▶ Data section:
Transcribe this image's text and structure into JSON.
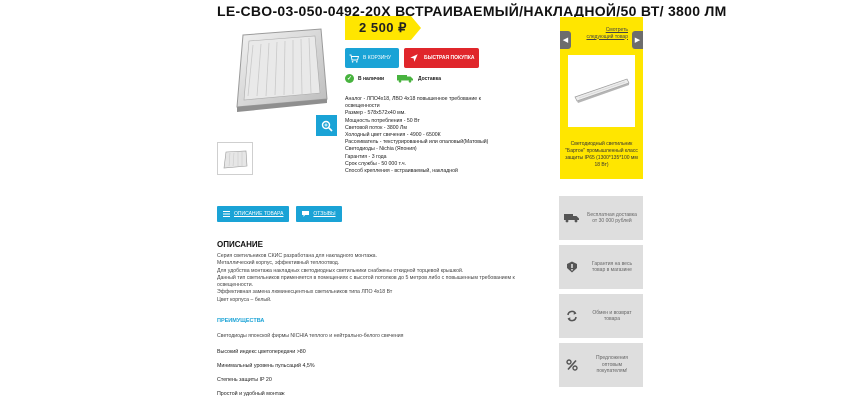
{
  "product": {
    "title": "LE-CBO-03-050-0492-20Х ВСТРАИВАЕМЫЙ/НАКЛАДНОЙ/50 ВТ/ 3800 ЛМ",
    "price": "2 500 ₽"
  },
  "buttons": {
    "cart": "В КОРЗИНУ",
    "buy": "БЫСТРАЯ ПОКУПКА"
  },
  "status": {
    "in_stock": "В наличии",
    "delivery": "Доставка"
  },
  "specs": [
    "Аналог - ЛПО4х18, ЛВО 4х18 повышенное требование к освещенности",
    "Размер - 578х572х40 мм.",
    "Мощность потребления - 50 Вт",
    "Световой поток - 3800 Лм",
    "Холодный цвет свечения - 4900 - 6500К",
    "Рассеиватель - текстурированный или опаловый(Матовый)",
    "Светодиоды - Nichia (Япония)",
    "Гарантия - 3 года",
    "Срок службы - 50 000 т.ч.",
    "Способ крепления - встраиваемый, накладной"
  ],
  "next_product": {
    "link": "Смотреть следующий товар",
    "name": "Светодиодный светильник \"Бартон\" промышленный класс защиты IP65 (1300*135*100 мм 18 Вт)"
  },
  "tabs": {
    "description": "ОПИСАНИЕ ТОВАРА",
    "reviews": "ОТЗЫВЫ"
  },
  "description": {
    "heading": "ОПИСАНИЕ",
    "lines": [
      "Серия светильников СКИС разработана для накладного монтажа.",
      "Металлический корпус, эффективный теплоотвод.",
      "Для удобства монтажа накладных светодиодных светильники снабжены откидной торцевой крышкой.",
      "Данный тип светильников применяется в помещениях с высотой потолков до 5 метров либо с повышенным требованием к освещенности.",
      "Эффективная замена люминесцентных светильников типа ЛПО 4х18 Вт",
      "Цвет корпуса – белый."
    ]
  },
  "advantages": {
    "heading": "ПРЕИМУЩЕСТВА",
    "intro": "Светодиоды японской фирмы NICHIA теплого и нейтрально-белого свечения",
    "items": [
      "Высокий индекс цветопередачи >80",
      "Минимальный уровень пульсаций 4,5%",
      "Степень защиты IP 20",
      "Простой и удобный монтаж"
    ]
  },
  "side": [
    {
      "icon": "truck-icon",
      "text": "Бесплатная доставка от 30 000 рублей"
    },
    {
      "icon": "warranty-icon",
      "text": "Гарантия на весь товар в магазине"
    },
    {
      "icon": "exchange-icon",
      "text": "Обмен и возврат товара"
    },
    {
      "icon": "percent-icon",
      "text": "Предложения оптовым покупателям!"
    }
  ],
  "colors": {
    "accent_blue": "#1aa3d6",
    "buy_red": "#e0262b",
    "price_yellow": "#ffe600",
    "stock_green": "#48b33f",
    "side_gray": "#dedede"
  }
}
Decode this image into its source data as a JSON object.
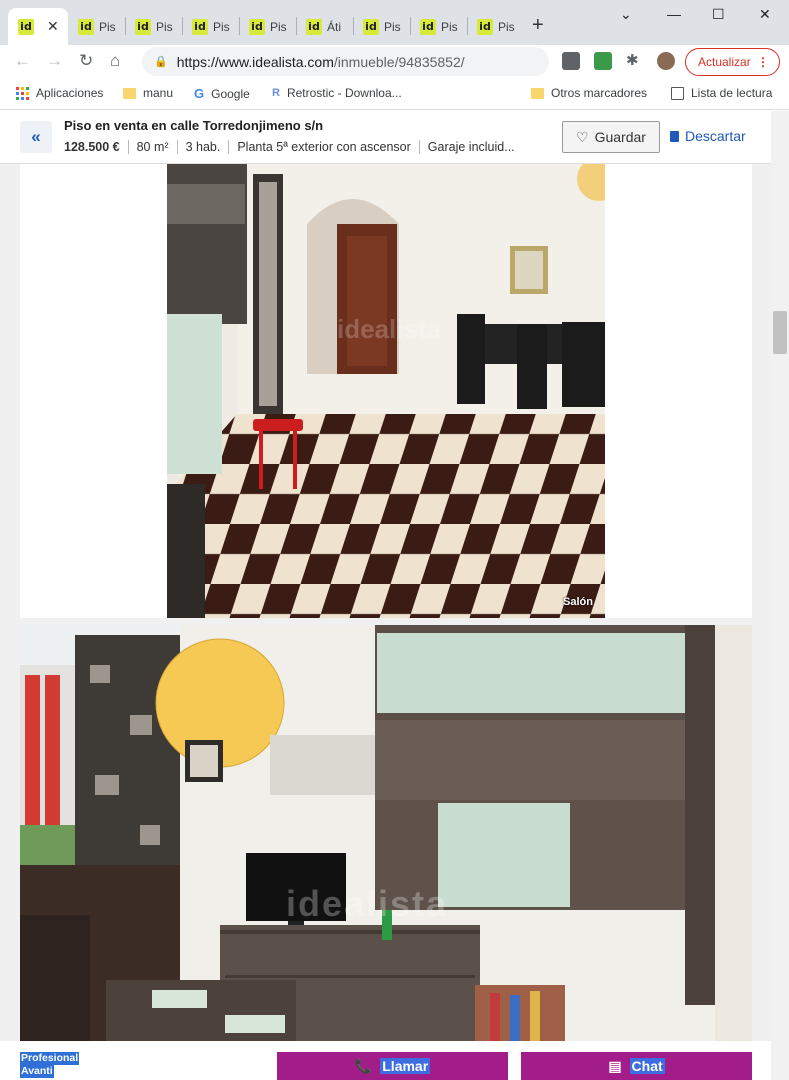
{
  "browser": {
    "tabs": [
      {
        "title": "",
        "active": true
      },
      {
        "title": "Pis"
      },
      {
        "title": "Pis"
      },
      {
        "title": "Pis"
      },
      {
        "title": "Pis"
      },
      {
        "title": "Áti"
      },
      {
        "title": "Pis"
      },
      {
        "title": "Pis"
      },
      {
        "title": "Pis"
      }
    ],
    "favicon_text": "id",
    "url_host": "https://www.idealista.com",
    "url_path": "/inmueble/94835852/",
    "update_label": "Actualizar",
    "bookmarks": {
      "apps": "Aplicaciones",
      "manu": "manu",
      "google": "Google",
      "retrostic": "Retrostic - Downloa...",
      "otros": "Otros marcadores",
      "lectura": "Lista de lectura"
    }
  },
  "listing": {
    "title": "Piso en venta en calle Torredonjimeno s/n",
    "price": "128.500 €",
    "size": "80 m²",
    "rooms": "3 hab.",
    "floor": "Planta 5ª exterior con ascensor",
    "garage": "Garaje incluid...",
    "save_label": "Guardar",
    "discard_label": "Descartar"
  },
  "photos": [
    {
      "label": "Salón",
      "watermark": "idealista"
    },
    {
      "watermark": "idealista"
    }
  ],
  "bottom": {
    "pro_line1": "Profesional",
    "pro_line2": "Avanti",
    "call_label": "Llamar",
    "chat_label": "Chat"
  },
  "colors": {
    "brand_blue": "#1e59b8",
    "cta_purple": "#a21d8a",
    "favicon": "#d7ea3a",
    "update_red": "#d93025"
  }
}
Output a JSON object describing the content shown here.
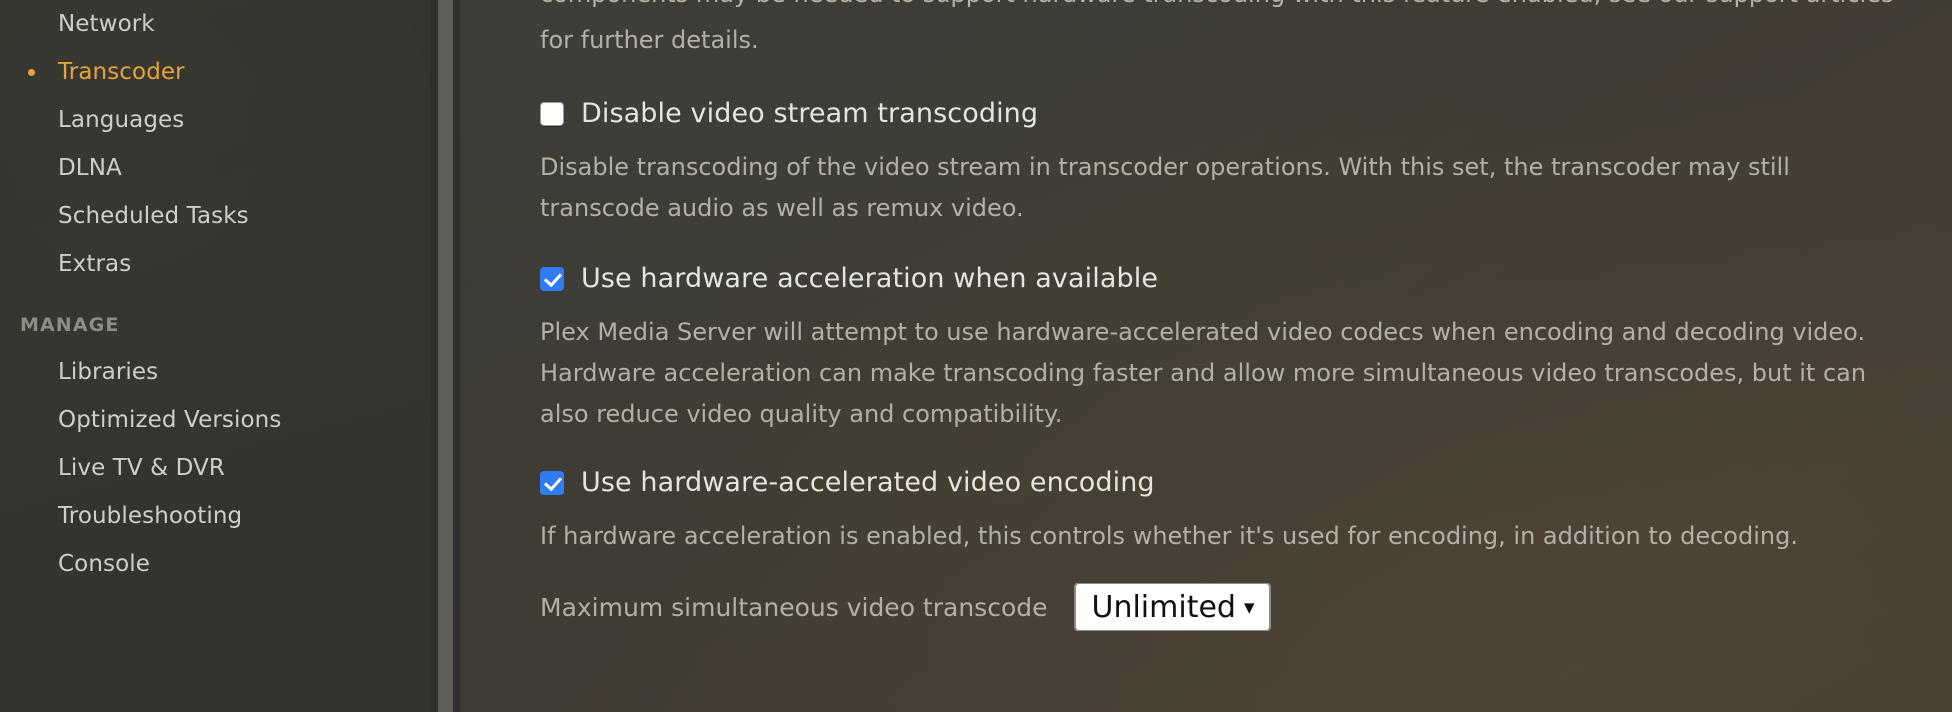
{
  "sidebar": {
    "items": [
      {
        "label": "Network",
        "active": false
      },
      {
        "label": "Transcoder",
        "active": true
      },
      {
        "label": "Languages",
        "active": false
      },
      {
        "label": "DLNA",
        "active": false
      },
      {
        "label": "Scheduled Tasks",
        "active": false
      },
      {
        "label": "Extras",
        "active": false
      }
    ],
    "section_title": "MANAGE",
    "manage_items": [
      {
        "label": "Libraries"
      },
      {
        "label": "Optimized Versions"
      },
      {
        "label": "Live TV & DVR"
      },
      {
        "label": "Troubleshooting"
      },
      {
        "label": "Console"
      }
    ],
    "accent_color": "#e5a33a"
  },
  "main": {
    "intro_clipped_line": "components may be needed to support hardware transcoding with this feature enabled, see our support articles",
    "intro_tail": "for further details.",
    "settings": [
      {
        "id": "disable-video-stream-transcoding",
        "label": "Disable video stream transcoding",
        "checked": false,
        "description": "Disable transcoding of the video stream in transcoder operations. With this set, the transcoder may still transcode audio as well as remux video."
      },
      {
        "id": "use-hardware-acceleration-when-available",
        "label": "Use hardware acceleration when available",
        "checked": true,
        "description": "Plex Media Server will attempt to use hardware-accelerated video codecs when encoding and decoding video. Hardware acceleration can make transcoding faster and allow more simultaneous video transcodes, but it can also reduce video quality and compatibility."
      },
      {
        "id": "use-hardware-accelerated-video-encoding",
        "label": "Use hardware-accelerated video encoding",
        "checked": true,
        "description": "If hardware acceleration is enabled, this controls whether it's used for encoding, in addition to decoding."
      }
    ],
    "max_transcode": {
      "label": "Maximum simultaneous video transcode",
      "value": "Unlimited",
      "chevron": "chevron-down-icon"
    },
    "checkbox_on_color": "#2f7df0"
  }
}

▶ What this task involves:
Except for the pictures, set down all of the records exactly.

▶ Written solution:
Transcribe this image's text and structure into JSON.
{
  "product": {
    "title": "LE-CBO-03-050-0492-20Х ВСТРАИВАЕМЫЙ/НАКЛАДНОЙ/50 ВТ/ 3800 ЛМ",
    "price": "2 500 ₽"
  },
  "buttons": {
    "cart": "В КОРЗИНУ",
    "buy": "БЫСТРАЯ ПОКУПКА"
  },
  "status": {
    "in_stock": "В наличии",
    "delivery": "Доставка"
  },
  "specs": [
    "Аналог - ЛПО4х18, ЛВО 4х18 повышенное требование к освещенности",
    "Размер - 578х572х40 мм.",
    "Мощность потребления - 50 Вт",
    "Световой поток - 3800 Лм",
    "Холодный цвет свечения - 4900 - 6500К",
    "Рассеиватель - текстурированный или опаловый(Матовый)",
    "Светодиоды - Nichia (Япония)",
    "Гарантия - 3 года",
    "Срок службы - 50 000 т.ч.",
    "Способ крепления - встраиваемый, накладной"
  ],
  "next_product": {
    "link": "Смотреть следующий товар",
    "name": "Светодиодный светильник \"Бартон\" промышленный класс защиты IP65 (1300*135*100 мм 18 Вт)"
  },
  "tabs": {
    "description": "ОПИСАНИЕ ТОВАРА",
    "reviews": "ОТЗЫВЫ"
  },
  "description": {
    "heading": "ОПИСАНИЕ",
    "lines": [
      "Серия светильников СКИС разработана для накладного монтажа.",
      "Металлический корпус, эффективный теплоотвод.",
      "Для удобства монтажа накладных светодиодных светильники снабжены откидной торцевой крышкой.",
      "Данный тип светильников применяется в помещениях с высотой потолков до 5 метров либо с повышенным требованием к освещенности.",
      "Эффективная замена люминесцентных светильников типа ЛПО 4х18 Вт",
      "Цвет корпуса – белый."
    ]
  },
  "advantages": {
    "heading": "ПРЕИМУЩЕСТВА",
    "intro": "Светодиоды японской фирмы NICHIA теплого и нейтрально-белого свечения",
    "items": [
      "Высокий индекс цветопередачи >80",
      "Минимальный уровень пульсаций 4,5%",
      "Степень защиты IP 20",
      "Простой и удобный монтаж"
    ]
  },
  "side": [
    {
      "icon": "truck-icon",
      "text": "Бесплатная доставка от 30 000 рублей"
    },
    {
      "icon": "warranty-icon",
      "text": "Гарантия на весь товар в магазине"
    },
    {
      "icon": "exchange-icon",
      "text": "Обмен и возврат товара"
    },
    {
      "icon": "percent-icon",
      "text": "Предложения оптовым покупателям!"
    }
  ],
  "colors": {
    "accent_blue": "#1aa3d6",
    "buy_red": "#e0262b",
    "price_yellow": "#ffe600",
    "stock_green": "#48b33f",
    "side_gray": "#dedede"
  }
}
Decode this image into its source data as a JSON object.
{
  "browser": {
    "tabs": [
      {
        "title": "",
        "active": true
      },
      {
        "title": "Pis"
      },
      {
        "title": "Pis"
      },
      {
        "title": "Pis"
      },
      {
        "title": "Pis"
      },
      {
        "title": "Áti"
      },
      {
        "title": "Pis"
      },
      {
        "title": "Pis"
      },
      {
        "title": "Pis"
      }
    ],
    "favicon_text": "id",
    "url_host": "https://www.idealista.com",
    "url_path": "/inmueble/94835852/",
    "update_label": "Actualizar",
    "bookmarks": {
      "apps": "Aplicaciones",
      "manu": "manu",
      "google": "Google",
      "retrostic": "Retrostic - Downloa...",
      "otros": "Otros marcadores",
      "lectura": "Lista de lectura"
    }
  },
  "listing": {
    "title": "Piso en venta en calle Torredonjimeno s/n",
    "price": "128.500 €",
    "size": "80 m²",
    "rooms": "3 hab.",
    "floor": "Planta 5ª exterior con ascensor",
    "garage": "Garaje incluid...",
    "save_label": "Guardar",
    "discard_label": "Descartar"
  },
  "photos": [
    {
      "label": "Salón",
      "watermark": "idealista"
    },
    {
      "watermark": "idealista"
    }
  ],
  "bottom": {
    "pro_line1": "Profesional",
    "pro_line2": "Avanti",
    "call_label": "Llamar",
    "chat_label": "Chat"
  },
  "colors": {
    "brand_blue": "#1e59b8",
    "cta_purple": "#a21d8a",
    "favicon": "#d7ea3a",
    "update_red": "#d93025"
  }
}
Output a JSON object describing the content shown here.
{
  "sidebar": {
    "items": [
      {
        "label": "Network",
        "active": false
      },
      {
        "label": "Transcoder",
        "active": true
      },
      {
        "label": "Languages",
        "active": false
      },
      {
        "label": "DLNA",
        "active": false
      },
      {
        "label": "Scheduled Tasks",
        "active": false
      },
      {
        "label": "Extras",
        "active": false
      }
    ],
    "section_title": "MANAGE",
    "manage_items": [
      {
        "label": "Libraries"
      },
      {
        "label": "Optimized Versions"
      },
      {
        "label": "Live TV & DVR"
      },
      {
        "label": "Troubleshooting"
      },
      {
        "label": "Console"
      }
    ],
    "accent_color": "#e5a33a"
  },
  "main": {
    "intro_clipped_line": "components may be needed to support hardware transcoding with this feature enabled, see our support articles",
    "intro_tail": "for further details.",
    "settings": [
      {
        "id": "disable-video-stream-transcoding",
        "label": "Disable video stream transcoding",
        "checked": false,
        "description": "Disable transcoding of the video stream in transcoder operations. With this set, the transcoder may still transcode audio as well as remux video."
      },
      {
        "id": "use-hardware-acceleration-when-available",
        "label": "Use hardware acceleration when available",
        "checked": true,
        "description": "Plex Media Server will attempt to use hardware-accelerated video codecs when encoding and decoding video. Hardware acceleration can make transcoding faster and allow more simultaneous video transcodes, but it can also reduce video quality and compatibility."
      },
      {
        "id": "use-hardware-accelerated-video-encoding",
        "label": "Use hardware-accelerated video encoding",
        "checked": true,
        "description": "If hardware acceleration is enabled, this controls whether it's used for encoding, in addition to decoding."
      }
    ],
    "max_transcode": {
      "label": "Maximum simultaneous video transcode",
      "value": "Unlimited",
      "chevron": "chevron-down-icon"
    },
    "checkbox_on_color": "#2f7df0"
  }
}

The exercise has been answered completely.